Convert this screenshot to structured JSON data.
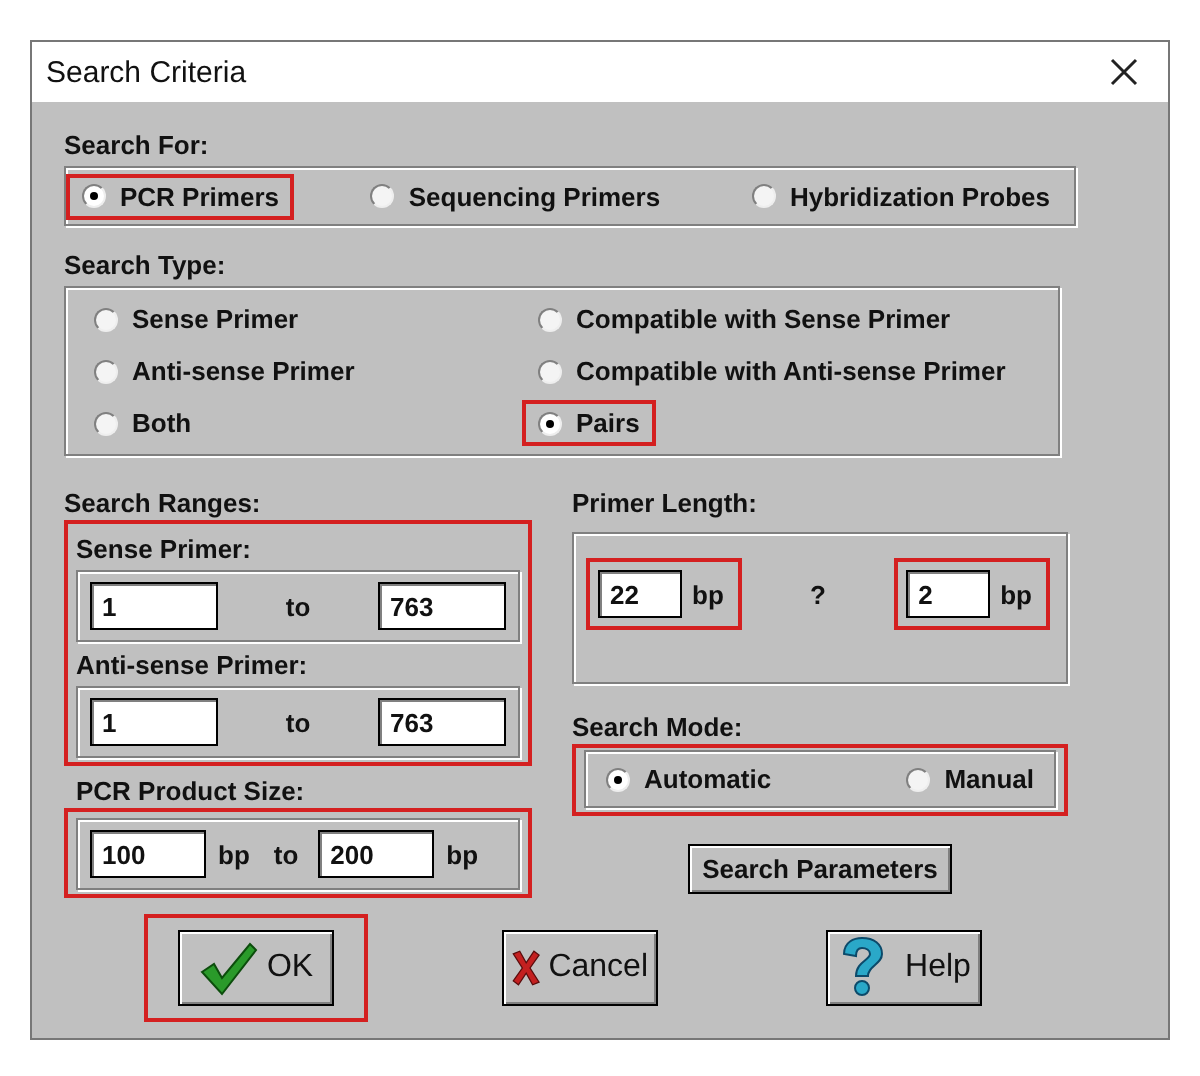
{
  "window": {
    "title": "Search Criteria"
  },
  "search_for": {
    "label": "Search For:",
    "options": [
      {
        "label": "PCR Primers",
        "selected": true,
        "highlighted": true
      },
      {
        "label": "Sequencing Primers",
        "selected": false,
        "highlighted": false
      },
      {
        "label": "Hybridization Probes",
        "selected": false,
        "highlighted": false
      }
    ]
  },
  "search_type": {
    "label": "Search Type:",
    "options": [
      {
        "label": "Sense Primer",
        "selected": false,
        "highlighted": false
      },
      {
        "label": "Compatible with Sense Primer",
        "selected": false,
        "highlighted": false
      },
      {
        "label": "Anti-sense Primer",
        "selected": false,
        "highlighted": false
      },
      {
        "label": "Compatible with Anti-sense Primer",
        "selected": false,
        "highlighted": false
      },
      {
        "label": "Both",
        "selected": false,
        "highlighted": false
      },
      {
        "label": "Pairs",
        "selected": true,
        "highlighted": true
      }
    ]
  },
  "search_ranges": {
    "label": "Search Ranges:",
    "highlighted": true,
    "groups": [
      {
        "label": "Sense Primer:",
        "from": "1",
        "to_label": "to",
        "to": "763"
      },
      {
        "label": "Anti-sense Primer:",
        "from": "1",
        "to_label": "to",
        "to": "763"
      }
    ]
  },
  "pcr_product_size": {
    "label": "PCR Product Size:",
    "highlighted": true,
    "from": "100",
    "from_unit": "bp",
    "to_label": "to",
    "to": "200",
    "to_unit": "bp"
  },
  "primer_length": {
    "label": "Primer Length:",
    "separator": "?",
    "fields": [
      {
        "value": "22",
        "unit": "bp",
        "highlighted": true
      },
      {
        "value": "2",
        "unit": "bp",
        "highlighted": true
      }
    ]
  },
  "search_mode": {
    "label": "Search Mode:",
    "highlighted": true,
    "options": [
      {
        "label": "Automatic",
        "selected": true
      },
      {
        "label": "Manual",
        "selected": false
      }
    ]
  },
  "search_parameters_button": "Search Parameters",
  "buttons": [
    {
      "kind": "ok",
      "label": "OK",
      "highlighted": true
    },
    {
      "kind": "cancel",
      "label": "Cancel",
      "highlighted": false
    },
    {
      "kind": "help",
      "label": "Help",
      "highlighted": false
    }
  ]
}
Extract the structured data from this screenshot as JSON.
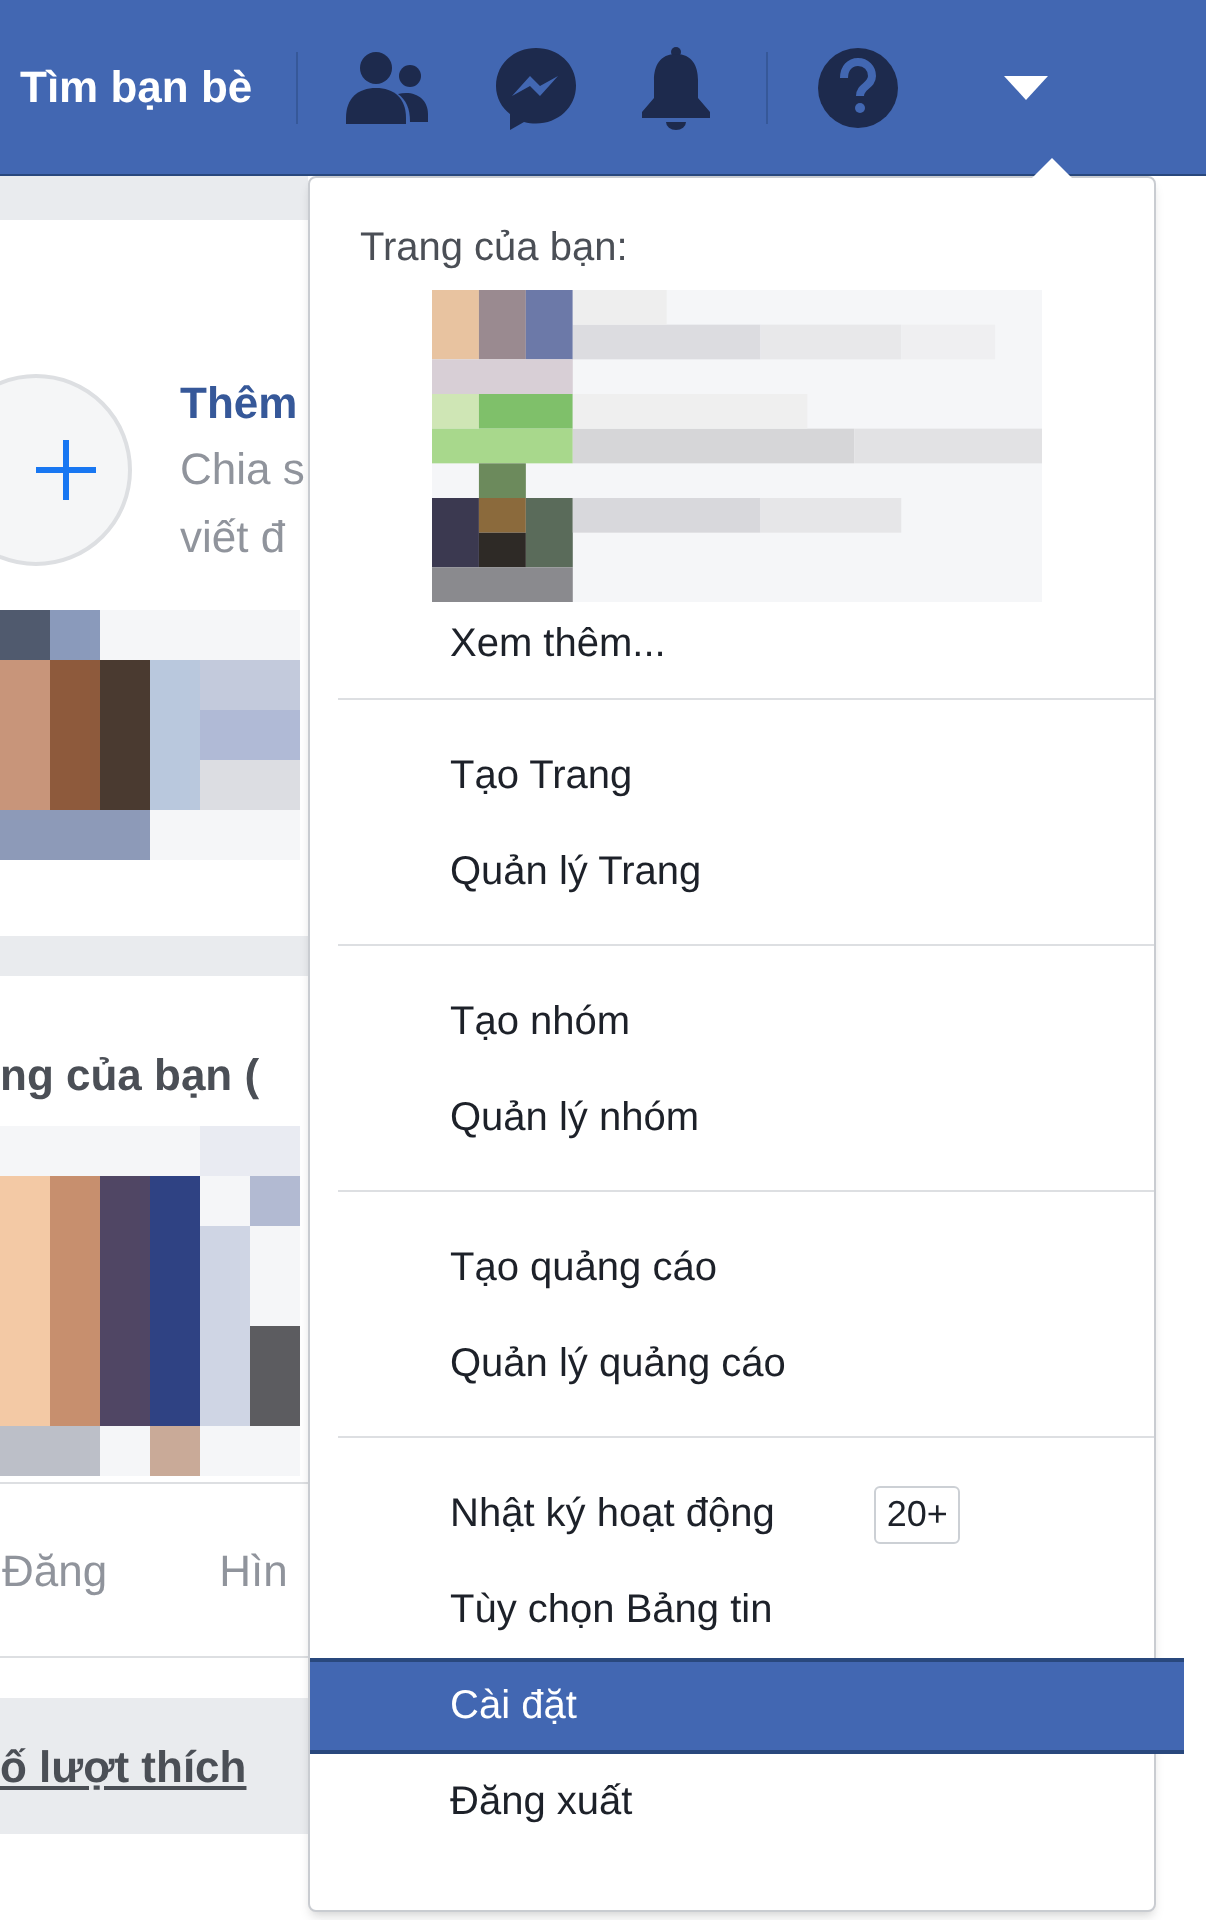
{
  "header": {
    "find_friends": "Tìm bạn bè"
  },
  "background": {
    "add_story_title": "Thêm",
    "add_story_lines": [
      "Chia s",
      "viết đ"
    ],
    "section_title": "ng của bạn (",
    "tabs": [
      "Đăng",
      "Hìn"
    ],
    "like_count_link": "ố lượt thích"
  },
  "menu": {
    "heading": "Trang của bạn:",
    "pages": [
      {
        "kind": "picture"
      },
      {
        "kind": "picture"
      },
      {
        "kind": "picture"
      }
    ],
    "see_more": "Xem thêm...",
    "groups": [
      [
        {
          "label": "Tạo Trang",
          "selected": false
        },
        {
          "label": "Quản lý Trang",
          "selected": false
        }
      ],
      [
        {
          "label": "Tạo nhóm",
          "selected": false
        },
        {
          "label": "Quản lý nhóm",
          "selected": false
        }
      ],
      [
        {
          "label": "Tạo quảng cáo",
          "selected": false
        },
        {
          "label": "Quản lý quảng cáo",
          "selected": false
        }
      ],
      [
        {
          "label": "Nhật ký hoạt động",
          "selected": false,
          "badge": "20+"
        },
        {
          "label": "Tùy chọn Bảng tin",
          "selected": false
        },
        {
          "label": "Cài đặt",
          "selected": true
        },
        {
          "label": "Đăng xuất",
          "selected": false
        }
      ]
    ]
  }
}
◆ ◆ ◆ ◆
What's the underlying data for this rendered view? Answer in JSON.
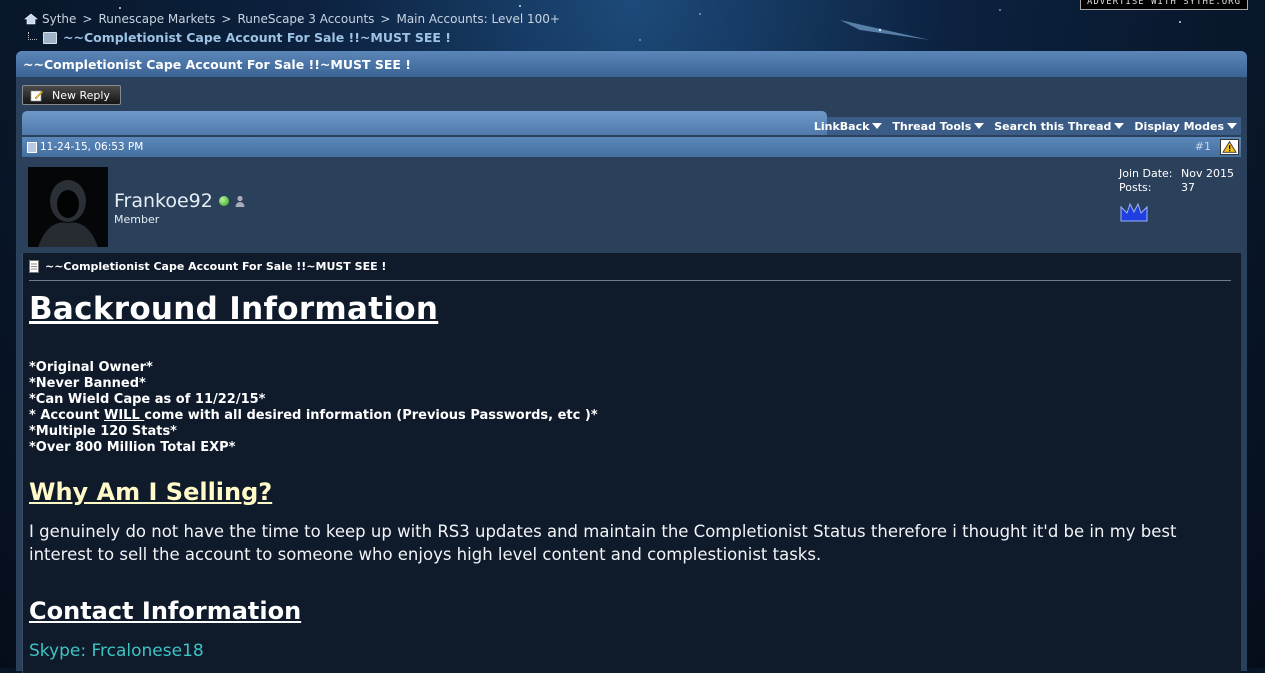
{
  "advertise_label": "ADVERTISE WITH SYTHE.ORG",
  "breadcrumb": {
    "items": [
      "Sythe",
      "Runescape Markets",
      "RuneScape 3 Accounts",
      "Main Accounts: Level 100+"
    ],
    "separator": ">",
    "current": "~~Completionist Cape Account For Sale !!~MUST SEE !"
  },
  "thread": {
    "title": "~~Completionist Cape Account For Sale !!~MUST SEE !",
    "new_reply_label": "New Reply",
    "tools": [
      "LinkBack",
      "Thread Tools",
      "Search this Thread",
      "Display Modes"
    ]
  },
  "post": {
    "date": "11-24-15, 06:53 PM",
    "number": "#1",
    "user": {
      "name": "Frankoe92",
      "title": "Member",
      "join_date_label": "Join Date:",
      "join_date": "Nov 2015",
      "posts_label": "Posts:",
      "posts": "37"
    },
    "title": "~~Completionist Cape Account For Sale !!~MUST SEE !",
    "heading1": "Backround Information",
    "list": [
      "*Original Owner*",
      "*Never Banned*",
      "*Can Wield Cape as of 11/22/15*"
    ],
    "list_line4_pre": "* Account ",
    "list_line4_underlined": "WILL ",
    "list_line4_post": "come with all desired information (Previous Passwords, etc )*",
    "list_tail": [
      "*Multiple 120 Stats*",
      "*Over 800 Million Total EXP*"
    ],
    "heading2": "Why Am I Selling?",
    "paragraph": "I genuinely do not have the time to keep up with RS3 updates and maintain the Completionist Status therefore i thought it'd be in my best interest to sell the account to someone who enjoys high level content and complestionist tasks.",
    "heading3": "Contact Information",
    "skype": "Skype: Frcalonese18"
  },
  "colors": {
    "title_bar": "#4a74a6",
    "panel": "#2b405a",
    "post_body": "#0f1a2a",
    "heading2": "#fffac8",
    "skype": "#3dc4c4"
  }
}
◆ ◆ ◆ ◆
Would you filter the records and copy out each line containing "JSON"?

_Task solution:_
Convert this screenshot to structured JSON data.
Extract the structured data from this screenshot as JSON.
What's the underlying data for this rendered view? Answer in JSON.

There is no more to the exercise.